to appear in Erkenntnis
The Precautionary Principle is typically construed as a conservative decision rule aimed at preventing harm. But Martin Peterson (JME 33: 5–10, 2007; The ethics of technology: A geometric analysis of five moral principles, Oxford University Press, Oxford, 2017) has argued that the principle is better understood as an epistemic rule, guiding decision-makers in forming beliefs rather than choosing among possible acts. On the epistemic view, he claims there is a principle concerning expert disa- greement underlying precautionary-based reasoning called the ecumenical principle: all expert views should be considered in a precautionary appraisal, not just those that are the most prominent or influential. In articulating the doxastic commitments of decision-makers under this constraint, Peterson precludes any probabilistic rule that might result in combining expert opinions. For combined or consensus prob- abilities are likely to provide decision-makers with information that is more precise than warranted.

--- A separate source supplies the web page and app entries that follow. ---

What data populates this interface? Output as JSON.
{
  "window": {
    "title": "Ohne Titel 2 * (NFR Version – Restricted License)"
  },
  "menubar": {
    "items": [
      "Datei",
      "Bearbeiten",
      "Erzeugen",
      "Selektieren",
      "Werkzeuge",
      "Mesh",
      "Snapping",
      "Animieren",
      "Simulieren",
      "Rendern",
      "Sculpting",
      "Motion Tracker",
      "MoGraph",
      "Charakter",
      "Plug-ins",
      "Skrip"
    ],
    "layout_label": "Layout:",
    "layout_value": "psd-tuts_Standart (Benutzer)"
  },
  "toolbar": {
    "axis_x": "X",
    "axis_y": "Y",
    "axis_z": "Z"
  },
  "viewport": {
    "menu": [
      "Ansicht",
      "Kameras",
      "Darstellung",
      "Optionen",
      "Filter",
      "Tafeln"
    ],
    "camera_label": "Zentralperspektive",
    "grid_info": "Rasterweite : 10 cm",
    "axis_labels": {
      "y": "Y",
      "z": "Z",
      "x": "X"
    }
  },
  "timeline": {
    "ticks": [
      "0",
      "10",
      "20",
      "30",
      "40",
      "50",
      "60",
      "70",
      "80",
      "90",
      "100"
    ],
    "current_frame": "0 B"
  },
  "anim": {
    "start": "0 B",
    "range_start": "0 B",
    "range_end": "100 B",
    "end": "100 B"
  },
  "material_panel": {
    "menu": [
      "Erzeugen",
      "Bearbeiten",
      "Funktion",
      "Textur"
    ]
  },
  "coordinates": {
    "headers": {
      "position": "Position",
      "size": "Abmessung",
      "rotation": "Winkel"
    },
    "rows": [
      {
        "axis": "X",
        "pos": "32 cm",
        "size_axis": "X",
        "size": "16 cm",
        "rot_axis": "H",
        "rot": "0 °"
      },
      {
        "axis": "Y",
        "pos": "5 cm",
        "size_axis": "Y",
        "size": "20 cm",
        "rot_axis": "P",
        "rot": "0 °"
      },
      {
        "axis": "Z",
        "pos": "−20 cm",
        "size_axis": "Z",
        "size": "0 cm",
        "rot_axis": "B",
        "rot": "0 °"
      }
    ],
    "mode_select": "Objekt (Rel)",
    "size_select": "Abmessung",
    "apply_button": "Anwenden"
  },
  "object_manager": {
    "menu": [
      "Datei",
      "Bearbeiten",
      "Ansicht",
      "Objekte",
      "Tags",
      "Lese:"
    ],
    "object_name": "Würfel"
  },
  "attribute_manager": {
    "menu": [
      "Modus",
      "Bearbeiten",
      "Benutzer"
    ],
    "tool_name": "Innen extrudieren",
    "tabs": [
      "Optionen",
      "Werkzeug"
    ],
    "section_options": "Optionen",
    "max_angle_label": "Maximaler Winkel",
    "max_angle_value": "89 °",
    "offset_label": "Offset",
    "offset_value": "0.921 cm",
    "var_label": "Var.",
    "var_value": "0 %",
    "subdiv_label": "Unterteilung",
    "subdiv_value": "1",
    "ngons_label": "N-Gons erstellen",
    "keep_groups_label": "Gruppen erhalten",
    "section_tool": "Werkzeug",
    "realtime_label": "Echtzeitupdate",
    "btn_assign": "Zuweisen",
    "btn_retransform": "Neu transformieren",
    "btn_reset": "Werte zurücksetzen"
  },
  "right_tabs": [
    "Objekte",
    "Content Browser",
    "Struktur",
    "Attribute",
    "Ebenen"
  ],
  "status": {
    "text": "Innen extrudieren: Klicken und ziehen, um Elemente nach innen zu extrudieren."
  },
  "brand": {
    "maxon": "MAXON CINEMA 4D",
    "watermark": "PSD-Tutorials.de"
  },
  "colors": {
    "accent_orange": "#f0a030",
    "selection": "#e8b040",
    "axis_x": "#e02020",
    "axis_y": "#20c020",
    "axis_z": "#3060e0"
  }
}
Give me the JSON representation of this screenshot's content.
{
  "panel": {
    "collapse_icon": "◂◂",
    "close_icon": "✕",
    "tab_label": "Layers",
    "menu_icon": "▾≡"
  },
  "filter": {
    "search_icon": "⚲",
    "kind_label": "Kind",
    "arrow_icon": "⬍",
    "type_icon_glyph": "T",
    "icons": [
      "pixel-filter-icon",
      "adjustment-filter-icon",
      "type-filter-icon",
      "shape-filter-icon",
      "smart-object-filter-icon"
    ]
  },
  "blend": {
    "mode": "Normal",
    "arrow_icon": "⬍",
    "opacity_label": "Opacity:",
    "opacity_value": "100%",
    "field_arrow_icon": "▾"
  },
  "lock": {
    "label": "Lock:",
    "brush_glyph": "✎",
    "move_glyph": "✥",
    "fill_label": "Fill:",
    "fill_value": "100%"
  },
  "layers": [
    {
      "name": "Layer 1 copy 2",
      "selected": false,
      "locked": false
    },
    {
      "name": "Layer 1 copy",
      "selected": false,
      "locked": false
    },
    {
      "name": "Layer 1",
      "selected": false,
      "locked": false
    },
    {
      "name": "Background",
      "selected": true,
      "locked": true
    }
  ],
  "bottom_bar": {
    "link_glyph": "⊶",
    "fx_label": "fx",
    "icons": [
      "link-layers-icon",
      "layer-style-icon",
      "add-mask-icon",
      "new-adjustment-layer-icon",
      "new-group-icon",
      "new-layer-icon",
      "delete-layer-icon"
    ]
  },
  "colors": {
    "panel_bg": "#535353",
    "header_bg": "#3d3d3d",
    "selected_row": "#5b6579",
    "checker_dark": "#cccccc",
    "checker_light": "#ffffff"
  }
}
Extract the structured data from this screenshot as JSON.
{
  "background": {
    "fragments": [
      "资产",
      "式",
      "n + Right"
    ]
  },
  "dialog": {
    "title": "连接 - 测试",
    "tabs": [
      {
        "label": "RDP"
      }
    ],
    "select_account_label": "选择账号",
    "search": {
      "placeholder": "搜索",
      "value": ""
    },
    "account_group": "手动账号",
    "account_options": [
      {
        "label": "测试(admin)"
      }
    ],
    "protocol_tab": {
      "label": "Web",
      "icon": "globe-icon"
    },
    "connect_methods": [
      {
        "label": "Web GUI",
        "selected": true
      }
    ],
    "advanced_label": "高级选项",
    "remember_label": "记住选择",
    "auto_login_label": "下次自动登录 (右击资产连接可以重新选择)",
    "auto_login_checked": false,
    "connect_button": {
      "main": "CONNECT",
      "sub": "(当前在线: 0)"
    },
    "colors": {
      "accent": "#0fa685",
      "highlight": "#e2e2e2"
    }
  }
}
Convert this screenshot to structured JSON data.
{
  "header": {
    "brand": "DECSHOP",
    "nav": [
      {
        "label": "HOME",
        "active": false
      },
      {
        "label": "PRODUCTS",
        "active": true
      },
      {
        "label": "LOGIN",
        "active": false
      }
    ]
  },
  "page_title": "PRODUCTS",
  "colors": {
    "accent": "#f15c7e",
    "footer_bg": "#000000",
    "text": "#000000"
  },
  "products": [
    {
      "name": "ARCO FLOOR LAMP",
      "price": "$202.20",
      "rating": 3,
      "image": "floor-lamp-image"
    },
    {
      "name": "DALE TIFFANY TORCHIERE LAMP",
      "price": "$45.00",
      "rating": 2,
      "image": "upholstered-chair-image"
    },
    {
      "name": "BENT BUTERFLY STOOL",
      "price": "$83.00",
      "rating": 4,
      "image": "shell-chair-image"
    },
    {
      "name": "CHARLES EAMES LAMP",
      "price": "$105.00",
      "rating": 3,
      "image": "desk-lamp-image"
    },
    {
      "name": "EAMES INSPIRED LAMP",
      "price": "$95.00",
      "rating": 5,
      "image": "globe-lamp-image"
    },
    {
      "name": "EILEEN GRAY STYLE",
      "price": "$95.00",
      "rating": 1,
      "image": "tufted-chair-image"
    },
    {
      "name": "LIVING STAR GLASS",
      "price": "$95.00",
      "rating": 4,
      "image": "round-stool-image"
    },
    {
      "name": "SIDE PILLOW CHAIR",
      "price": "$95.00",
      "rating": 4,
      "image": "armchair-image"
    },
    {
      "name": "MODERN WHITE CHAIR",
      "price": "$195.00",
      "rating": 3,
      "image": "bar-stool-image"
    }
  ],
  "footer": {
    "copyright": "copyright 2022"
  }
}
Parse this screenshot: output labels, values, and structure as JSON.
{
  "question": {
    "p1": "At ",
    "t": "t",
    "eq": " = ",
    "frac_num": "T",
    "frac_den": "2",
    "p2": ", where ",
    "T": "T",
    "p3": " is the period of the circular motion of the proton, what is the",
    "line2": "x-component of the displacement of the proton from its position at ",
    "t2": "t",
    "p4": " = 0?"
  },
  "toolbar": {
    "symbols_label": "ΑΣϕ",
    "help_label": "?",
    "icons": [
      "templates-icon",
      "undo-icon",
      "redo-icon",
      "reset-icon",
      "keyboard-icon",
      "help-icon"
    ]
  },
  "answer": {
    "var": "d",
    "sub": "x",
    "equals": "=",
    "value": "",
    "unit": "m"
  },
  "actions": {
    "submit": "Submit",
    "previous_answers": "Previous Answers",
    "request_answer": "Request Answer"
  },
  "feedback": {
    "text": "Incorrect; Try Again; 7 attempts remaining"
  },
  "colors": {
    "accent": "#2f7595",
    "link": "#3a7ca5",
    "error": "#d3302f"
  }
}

Contra Peterson, I argue that upon adopting a broader conception of probability, there is a probabilistic rule, under which expert opinions are combined, that is immune to his criticism and better represents the ecumenical principle.
to appear in Ergo: An Open Access Journal of Philosophy
It is often suggested that when opinions differ among individuals in a group, the opinions should be aggregated to form a compromise. This paper compares two approaches to aggregating opinions, linear pooling and what I call opinion agglomeration. In evaluating both strategies, I propose a pragmatic criterion, No Regrets, entailing that an aggregation strategy should prevent groups from buying and selling bets on events at prices regretted by their members. I show that only opinion agglomeration is able to satisfy the demand. I then proceed to give normative and empirical arguments in support of the pragmatic criterion for opinion aggregation, and that ultimately favor opinion agglomeration.
to appear in The British Journal for Philosophy of Science. (with Matteo Colombo & Stephan Hartmann)
Some naturalistic philosophers of mind subscribing to the predictive processing theory of mind have adopted a realist attitude towards the results of Bayesian cognitive science. In this paper, we argue that this realist attitude is unwarranted. The Bayesian research program in cognitive science does not possess special epistemic virtues over alternative approaches for explaining mental phenomena involving uncertainty. In particular, the Bayesian approach is not simpler, more unifying, or more rational than alternatives. It is also contentious that the Bayesian approach is overall better supported by the empirical evidence. So, to develop philosophical theories of mind on the basis of a realist interpretation of results from Bayesian cognitive science is unwarranted. Naturalistic philosophers of mind should instead adopt an anti-realist attitude towards these results and remain agnostic as to whether Bayesian models are true. For continuing on with an exclusive focus and praise of Bayes within debates about the predictive processing theory will impede progress in philosophical understanding of scientific practice in computational cognitive science as well as of the architecture of the mind.
Noûs 52, no. 2 (2018): 260-278. (with Gregory Wheeler)
Two compelling principles, the Reasonable Range Principle and the Preservation of Irrelevant Evidence Principle, are necessary conditions that any response to peer disagreements ought to abide by. The Reasonable Range Principle maintains that a resolution to a peer disagreement should not fall outside the range of views expressed by the peers in their dispute, whereas the Preservation of Irrelevant Evidence (PIE) Principle maintains that a resolution strategy should be able to preserve unanimous judgments of evidential irrelevance among the peers. No standard Bayesian resolution strategy satisfies the PIE Principle, however, and we give a loss aversion argument in support of PIE and against Bayes. The theory of imprecise probability allows one to satisfy both principles, and we introduce the notion of a set-based credal judgment to frame and address a range of subtle issues that arise in peer disagreements.
The Reasoner 9, no. 9 (2015): 76-77.
In this note, I show that AGM belief contraction is appropriate for modeling an epistemically modest response to a disagreement with an epistemic peer.
Normative Uncertainty Meets Social Choice Theory
In this paper, I argue that while recent attempts to address the problem of normative uncertainty—that is, how to rationally choose when uncertain about underlying normative considerations—through the use of social choice methods appear to be fruitful, these approaches are hindered by an inability to accommodate incomparable options. I focus on the seemingly plausible Borda approach to decision making under normative uncertainty and show how a robustified version of it, aimed at accommodating incomplete orderings, fails. I propose instead a simpler and more practical solution to decision making under normative uncertainty, utilizing the approval voting method in social choice theory, that ultimately better addresses the problem of intra-theoretic incomparability.